"There is no question in mind that digital technologies offer us these tremendous gifts, these great, great riches. The argument I make is that 21st century citizens should not pay for those privileges with the situation that we're in now."Shoshana Zuboff
On the goals of this economic system
"Surveillance capitalism, like other forms of capitalism, is a competitive operation and there are competitive dynamics, and the key competition is around who's going to get the most predictive behavioral data? What is the most predictive behavioral data? So this started out as, 'We need scale, we need volumes. We need to just extract as much as possible.' As the competition heated up, then it became clear that we also need scope. We need a lot of data but we also need varied data, and different qualities, different levels of the person and different aspects of their actions.
"We approached the internet and the wonders of the digital world seeking empowerment, seeking the democratization of knowledge, seeking a whole range of freedom from the frustrations imposed upon us by real-world institutions. And there is no question in mind that digital technologies offer us these tremendous gifts, these great, great riches. The argument I make is that 21st century citizens should not pay for those privileges with the situation that we're in now, which is having been relegated to the status of free, raw material for a new regime of capitalism that is oriented toward business customers."

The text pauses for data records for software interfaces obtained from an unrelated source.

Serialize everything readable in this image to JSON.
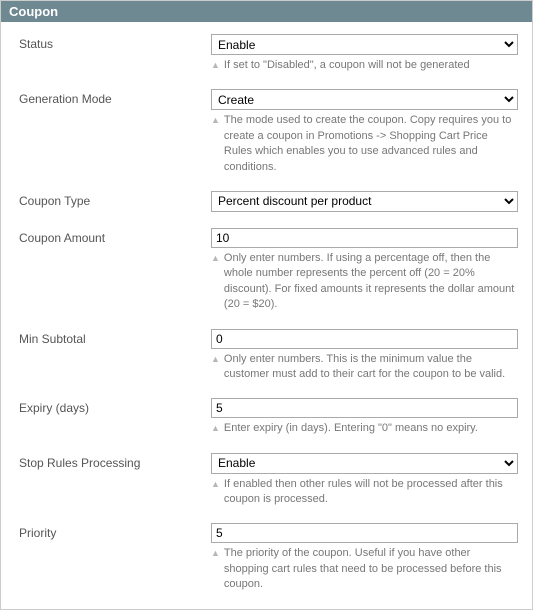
{
  "panel": {
    "title": "Coupon"
  },
  "fields": {
    "status": {
      "label": "Status",
      "value": "Enable",
      "hint": "If set to \"Disabled\", a coupon will not be generated"
    },
    "generation_mode": {
      "label": "Generation Mode",
      "value": "Create",
      "hint": "The mode used to create the coupon. Copy requires you to create a coupon in Promotions -> Shopping Cart Price Rules which enables you to use advanced rules and conditions."
    },
    "coupon_type": {
      "label": "Coupon Type",
      "value": "Percent discount per product"
    },
    "coupon_amount": {
      "label": "Coupon Amount",
      "value": "10",
      "hint": "Only enter numbers. If using a percentage off, then the whole number represents the percent off (20 = 20% discount). For fixed amounts it represents the dollar amount (20 = $20)."
    },
    "min_subtotal": {
      "label": "Min Subtotal",
      "value": "0",
      "hint": "Only enter numbers. This is the minimum value the customer must add to their cart for the coupon to be valid."
    },
    "expiry": {
      "label": "Expiry (days)",
      "value": "5",
      "hint": "Enter expiry (in days). Entering \"0\" means no expiry."
    },
    "stop_rules": {
      "label": "Stop Rules Processing",
      "value": "Enable",
      "hint": "If enabled then other rules will not be processed after this coupon is processed."
    },
    "priority": {
      "label": "Priority",
      "value": "5",
      "hint": "The priority of the coupon. Useful if you have other shopping cart rules that need to be processed before this coupon."
    }
  }
}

On regulatory framework for this technology
"Privacy is critical, and we have privacy law. We need more. The anti-trust issues are critical. We have anti-trust laws and they need to be enforced. But neither of those specifically addresses this unprecedented logic of surveillance capitalism. So, my argument has been that, you can't design a vaccine unless you have a deep and accurate understanding of the enemy disease. And that's the history of every successful vaccine, is how to you actually understand the disease, then the vaccine gets a lot easier. So, in this situation, we need to understand how surveillance capitalism works, which is why I've spent a chunk of my life trying to figure it out and share it with people.
"If we break up Facebook, that means maybe we have four smaller surveillance capitalists instead of one big surveillance capitalist."Shoshana Zuboff
"For example, let's say we just broke up Facebook, but didn't drill down into the level of some of these foundational operations that I've been describing. If we break up Facebook, that means maybe we have four smaller surveillance capitalists instead of one big surveillance capitalist. And then we also disrupt the competitive landscape, opening up more opportunities for more surveillance capitalists to come in and compete for the behavioral data and the revenues from the futures markets. Obviously, that's not enough. We need to understand exactly how it works, how it unilaterally claims our experience, how it takes our experience, how it translates it into data, how it claims the right to translate our data into predictions, how it claims the right to sell those predictions to other people and not to us, how it claims the right to do all of this without our knowledge and how it claims the right to maintain the conditions that allow it to have all of these other rights."
Alex Schroeder adapted this interview for the web.